If you're familiar with management theory background and the evolution that led to present practices, your greater understanding of management principles can help you manage employees more effectively. Management theories have evolved from an emphasis on authority and structure to a focus on employees. There are still competing theories regarding what motivates an employee, but knowing how the theories arrived at their conclusions can help you with your own employees.
Management theory originated with "scientific" and "bureaucratic" management that used measurement, procedures and routines as the basis for operations. Organizations developed hierarchies to apply standardized rules to the workplace and punished workers for not following them. With the "human relations" movement, companies started emphasizing individual workers. Contemporary management theories, including system theory, contingency theory and chaos theory, focus on the whole organization, with employees as a key part of the system.

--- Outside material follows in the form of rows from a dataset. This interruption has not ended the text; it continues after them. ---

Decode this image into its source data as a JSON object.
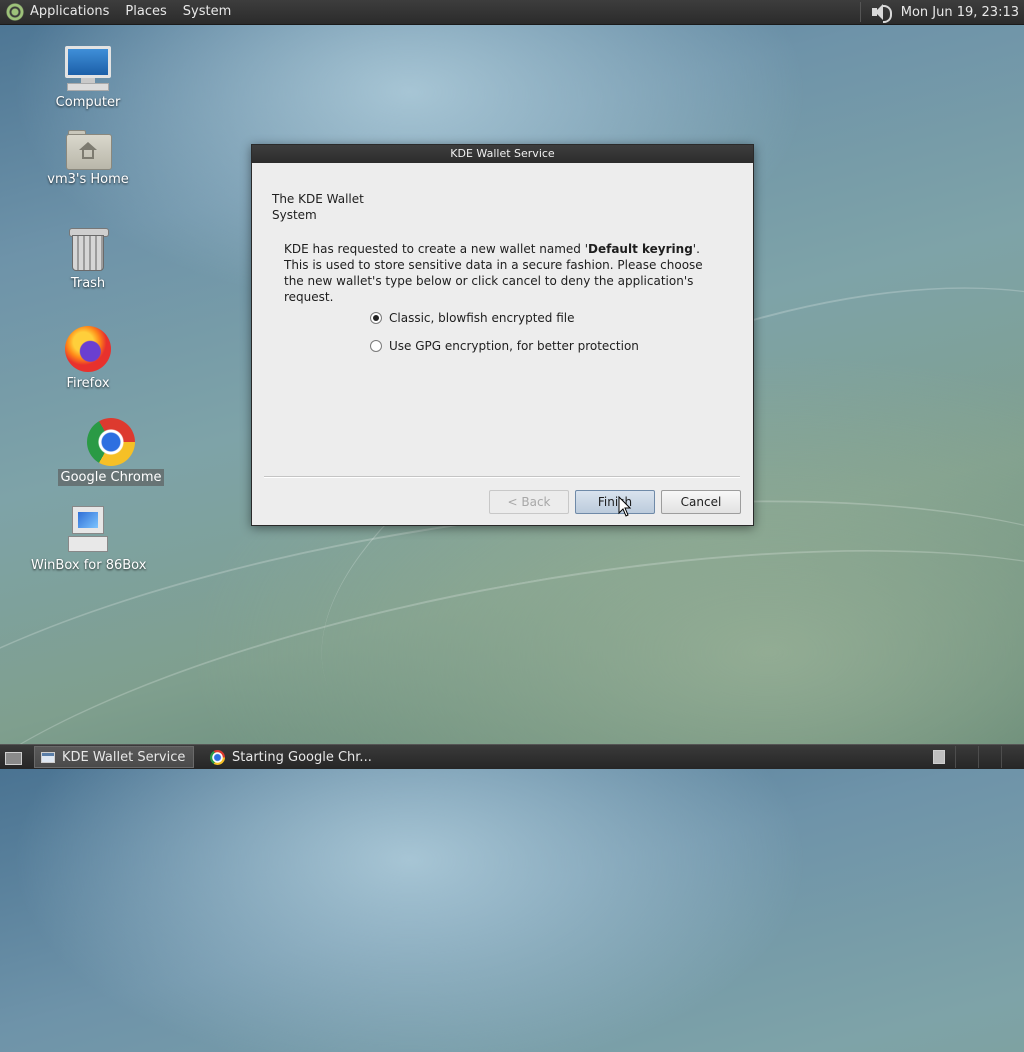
{
  "top_panel": {
    "menus": [
      "Applications",
      "Places",
      "System"
    ],
    "clock": "Mon Jun 19, 23:13"
  },
  "desktop_icons": {
    "computer": "Computer",
    "home": "vm3's Home",
    "trash": "Trash",
    "firefox": "Firefox",
    "chrome": "Google Chrome",
    "winbox": "WinBox for 86Box"
  },
  "dialog": {
    "title": "KDE Wallet Service",
    "heading_line1": "The KDE Wallet",
    "heading_line2": "System",
    "message_before": "KDE has requested to create a new wallet named '",
    "message_bold": "Default keyring",
    "message_after": "'. This is used to store sensitive data in a secure fashion. Please choose the new wallet's type below or click cancel to deny the application's request.",
    "options": [
      {
        "label": "Classic, blowfish encrypted file",
        "checked": true
      },
      {
        "label": "Use GPG encryption, for better protection",
        "checked": false
      }
    ],
    "buttons": {
      "back": "< Back",
      "finish": "Finish",
      "cancel": "Cancel"
    }
  },
  "taskbar": {
    "tasks": [
      {
        "label": "KDE Wallet Service",
        "active": true
      },
      {
        "label": "Starting Google Chr...",
        "active": false
      }
    ]
  }
}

Management theories have evolved to acknowledge that corporate culture can be a contributor to performance. If you can develop a sense of belonging to a group for your company, you can manage the business for improved financial performance and return on investment. To work well with a positive corporate culture as a manager, you have to work through the culture and not try to control it. A positive corporate culture takes care of a lot of informal exchange of information and behavioral norms.
All contemporary management theories emphasize measurement and quantitative analysis. Management has evolved to focus on fundamental company operating results and business variables that are relevant, specific to goals and quantifiable. Information technology allows you to analyze large data sets and extract trends. You can evaluate key performance indicators, which track data affecting your objectives, to tell you how well you are advancing toward your goals. You can perform these evaluations independently of the management style and organizational structure of the company.
Management theories have evolved into two competing orientations. Theory X assumes employees don't want to work and act out of self-interest. Managers have to put in place a disciplinary structure to guide employees in the execution of their work. If you function with theory X, you have to tell employees what to do and encourage them to do it.
Theory Y assumes employees want to carry out interesting and rewarding work and seek reward in the achievement. Managers have to set goals and allow employees to find creative ways to reach them. If your company culture is in line with theory Y, you facilitate employee effort and act more like a coach.